- In processor, pulse onion and cilantro until coarsely chopped.
- Add tomatoes (first quarter or cut in chunks), pepper, lemon juice and salt and pepper.
- Pulse until chopped and blended.
- Check for flavor. It should have a dominant cilantro taste with a good sour tang and slight hot kick at the end.
Phase 1 – Freshly made
- Nachos– Serve with chips or over other nacho ingredients.
- Quesadillas – Spread on a flour tortilla, protein of your choice – taco meat, cooked chicken, fresh crab, etc., sprinkle with grated cheddar and jack, put another tortilla on top, heat it in the microwave or hot oven for one minute, until cheese melts, cut in wedges and serve as an appetizer.
- Baked potatoes – Bake potatoes in oven or microwave. Cut open and fluff. Sprinkle some mixture of cheeses (cheddar and feta or jack) over it, heat in oven or microwave until the cheeses melt.

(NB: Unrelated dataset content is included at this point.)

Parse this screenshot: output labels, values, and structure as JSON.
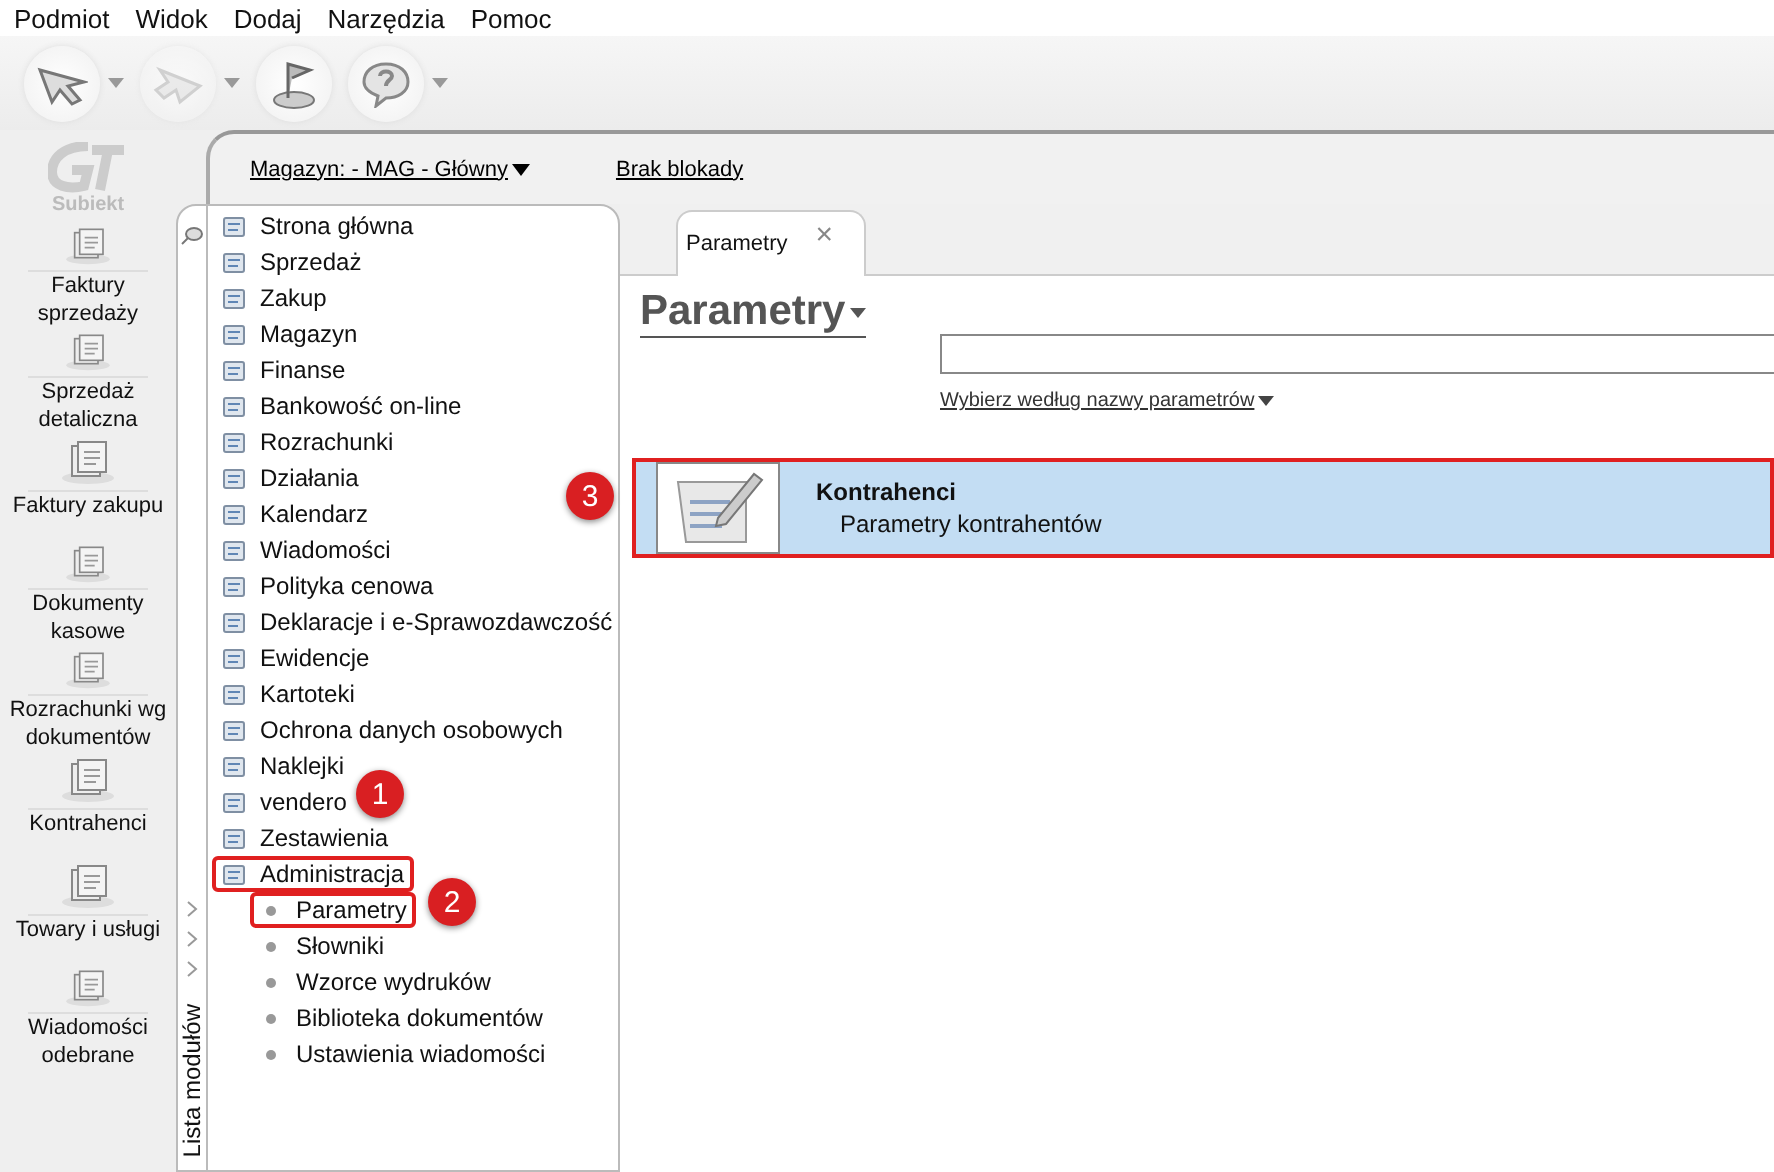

Top generously with salsa.
- Garlic Potatoes and Cheese – Cut yellow Finn or other waxy potatoes into chunks, toss with whole garlic cloves and olive oil. Bake, tightly covered in microwave, until soft. Top with mixed grated cheeses. Heat until cheese melts. Serve with the salsa.
Phase 2 – One or two days later
- Huevos Rancheros – Heat the salsa in a non-stick frying pan. Gently drop several eggs into the pan, making slight depression for each one. Cook gently until they are “poached”, sprinkle with cheese, let the cheese melt, serve over corn tortilla.
- Baked fish – Pour salsa over fresh red snapper and cook in the microwave or broil.
- Potato or pasta salad – mix with cooked cubed potatoes or cooked pasta for picnics or quick cold side dish.
Phase 3 – Up to four days later
- Tortilla Soup
Use the salsa as the base for tortilla soup. Heat defrosted frozen or canned chicken broth with the salsa, fresh crushed garlic, and fresh lime juice. After it has heated, top with chopped fresh cilantro and shredded fried tortillas or crumbled leftover tortilla chips. Sprinkle with grated cheese before serving.
In the beginning, there was food! Before Rebecca Crichton worked for Boeing, taught leadership development, or became executive director of the Northwest Center for Creative Aging, she was a caterer, recipe developer, and food journalist. She has taught cooking to seniors and others, and she can reel off food ideas and recipes for any part of a meal or event. She believes in easily prepared, healthy, and taste-filled food that delights and satisfies.